Over the long-term, some of the symptoms of Vicodin abuse can include a lower tolerance for pain, changes in mood, anxiety, irritability, and problems dealing with stress. People who use Vicodin regularly also tend to be either fatigued or sleepy often, and they have memory problems.

Signs of a Vicodin Overdose

Vicodin is a combination drug that contains hydrocodone and acetaminophen, and overdose is possible because of not only the opioid component of the drug but also the acetaminophen.

When someone overdoses on an opioid drug, they may display the following symptoms:

  • Extreme drowsiness or nodding off
  • Making gurgling or snoring sounds
  • Slowed breathing, heart rate, and blood pressure
  • Bluish tint to lips or nails
  • Seeming extremely confused or disoriented
  • Nausea/vomiting
  • Pinpoint pupils
  • Weak pulse
  • Seizures
  • Coma

With acetaminophen, there’s also a risk of overdose that can lead to liver toxicity. The signs of a Vicodin overdose related to acetaminophen can include dark urine or trouble urinating, abdominal pain, yellowing of the skin or eyes, and ultimately it can lead to liver failure.

If you believe someone is experiencing the signs of a Vicodin overdose, it’s extremely important to contact emergency services immediately.

Drug overdose can be fatal.
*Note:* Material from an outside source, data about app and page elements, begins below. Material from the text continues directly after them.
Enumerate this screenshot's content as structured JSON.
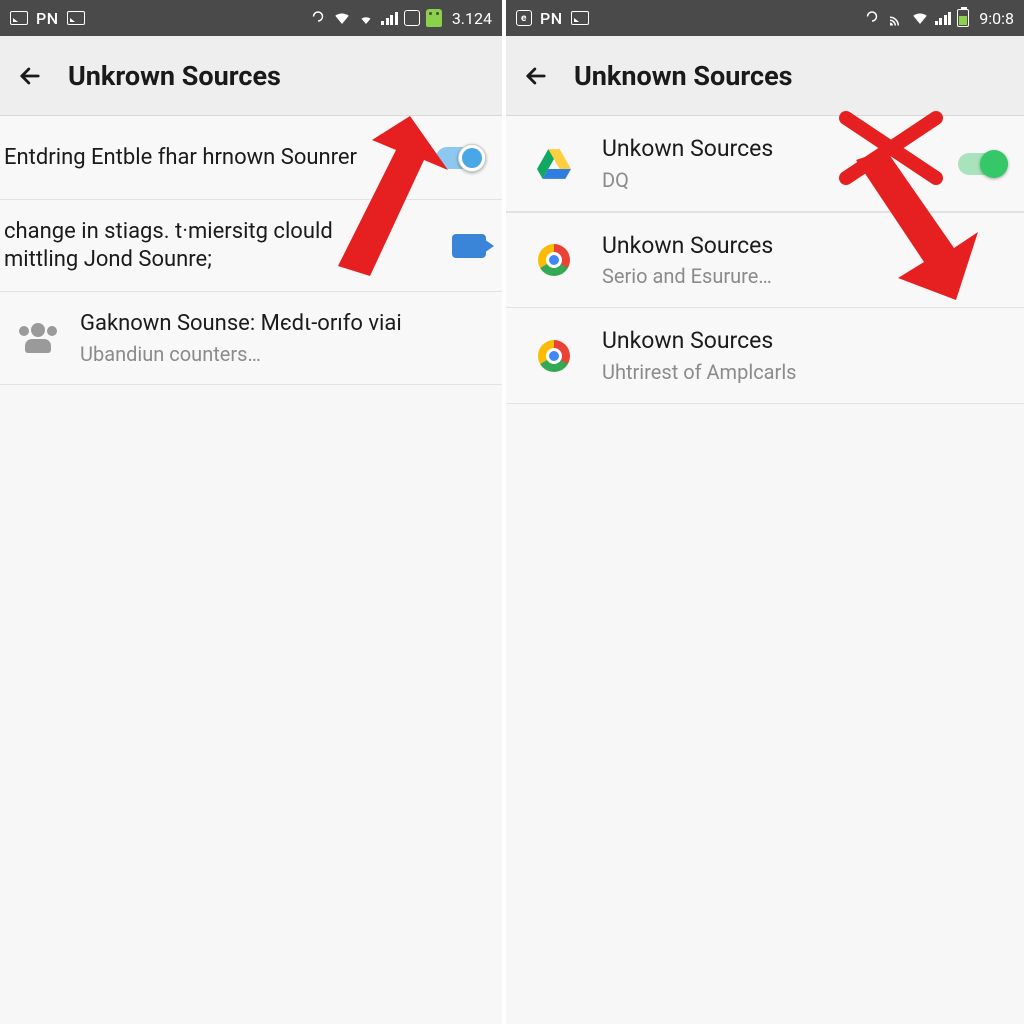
{
  "left": {
    "status": {
      "pn": "PN",
      "time": "3.124"
    },
    "appbar": {
      "title": "Unkrown Sources"
    },
    "rows": [
      {
        "primary": "Entdring Entble fhar hrnown Sounrer"
      },
      {
        "primary": "change in stiags. t·miersitg clould  mittling Jond Sounre;"
      },
      {
        "primary": "Gaknown Sounse: Mєdι-orıfo viai",
        "secondary": "Ubandiun counters…"
      }
    ]
  },
  "right": {
    "status": {
      "pn": "PN",
      "time": "9:0:8"
    },
    "appbar": {
      "title": "Unknown Sources"
    },
    "rows": [
      {
        "primary": "Unkown Sources",
        "secondary": "DQ"
      },
      {
        "primary": "Unkown Sources",
        "secondary": "Serio and Esurure…"
      },
      {
        "primary": "Unkown Sources",
        "secondary": "Uhtrirest of Amplcarls"
      }
    ]
  }
}
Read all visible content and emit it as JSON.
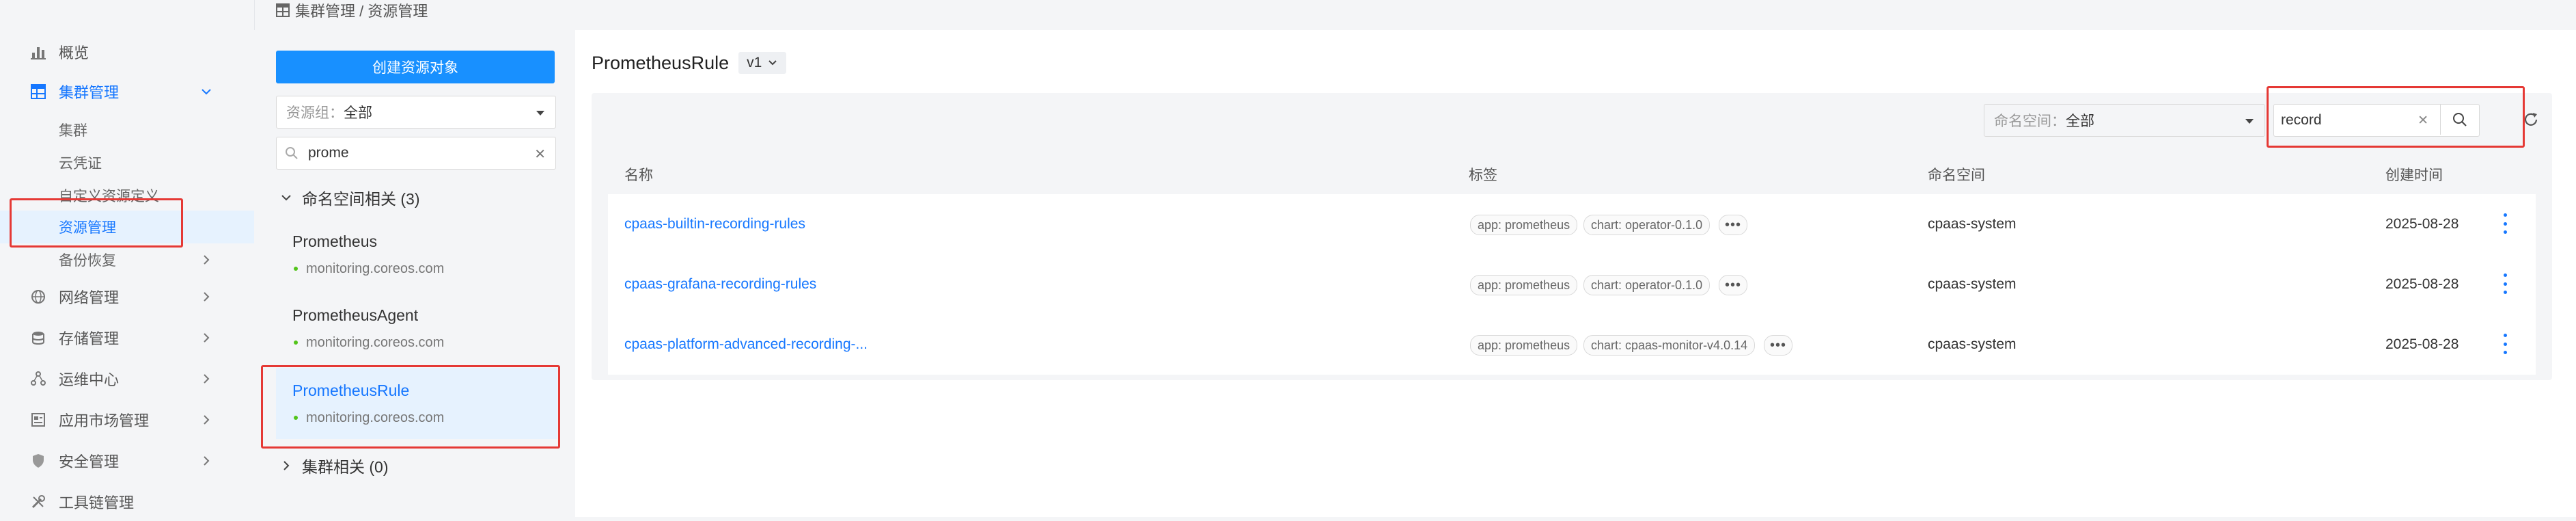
{
  "breadcrumb": "集群管理 / 资源管理",
  "sidebar": {
    "items": [
      {
        "label": "概览"
      },
      {
        "label": "集群管理"
      },
      {
        "label": "网络管理"
      },
      {
        "label": "存储管理"
      },
      {
        "label": "运维中心"
      },
      {
        "label": "应用市场管理"
      },
      {
        "label": "安全管理"
      },
      {
        "label": "工具链管理"
      }
    ],
    "sub_items": [
      {
        "label": "集群"
      },
      {
        "label": "云凭证"
      },
      {
        "label": "自定义资源定义"
      },
      {
        "label": "资源管理"
      },
      {
        "label": "备份恢复"
      }
    ]
  },
  "middle": {
    "create_button": "创建资源对象",
    "resource_group_prefix": "资源组：",
    "resource_group_value": "全部",
    "search_value": "prome",
    "namespace_group_label": "命名空间相关 (3)",
    "resources": [
      {
        "name": "Prometheus",
        "group": "monitoring.coreos.com"
      },
      {
        "name": "PrometheusAgent",
        "group": "monitoring.coreos.com"
      },
      {
        "name": "PrometheusRule",
        "group": "monitoring.coreos.com"
      }
    ],
    "cluster_group_label": "集群相关 (0)"
  },
  "main": {
    "title": "PrometheusRule",
    "version": "v1",
    "namespace_prefix": "命名空间：",
    "namespace_value": "全部",
    "search_value": "record",
    "columns": [
      "名称",
      "标签",
      "命名空间",
      "创建时间"
    ],
    "rows": [
      {
        "name": "cpaas-builtin-recording-rules",
        "tags": [
          "app: prometheus",
          "chart: operator-0.1.0"
        ],
        "namespace": "cpaas-system",
        "created": "2025-08-28"
      },
      {
        "name": "cpaas-grafana-recording-rules",
        "tags": [
          "app: prometheus",
          "chart: operator-0.1.0"
        ],
        "namespace": "cpaas-system",
        "created": "2025-08-28"
      },
      {
        "name": "cpaas-platform-advanced-recording-...",
        "tags": [
          "app: prometheus",
          "chart: cpaas-monitor-v4.0.14"
        ],
        "namespace": "cpaas-system",
        "created": "2025-08-28"
      }
    ]
  },
  "colors": {
    "accent": "#1890ff",
    "highlight": "#e53935",
    "selected_bg": "#e6f2fe"
  }
}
If you suspect someone is experiencing an overdose, call 911 immediately. Do NOT be afraid to seek help. If you do not have access to a phone contact Colorado Poison Center for online assistance.

If you recognize the signs of Vicodin addiction in yourself or someone else, there are treatment resources in Colorado including for people of Denver, Boulder, Colorado Springs and from around the state. One option is The Recovery Village at Palmer Lake. The Recovery Village also has out-of-state national facilities to help treat a Vicodin addiction as well.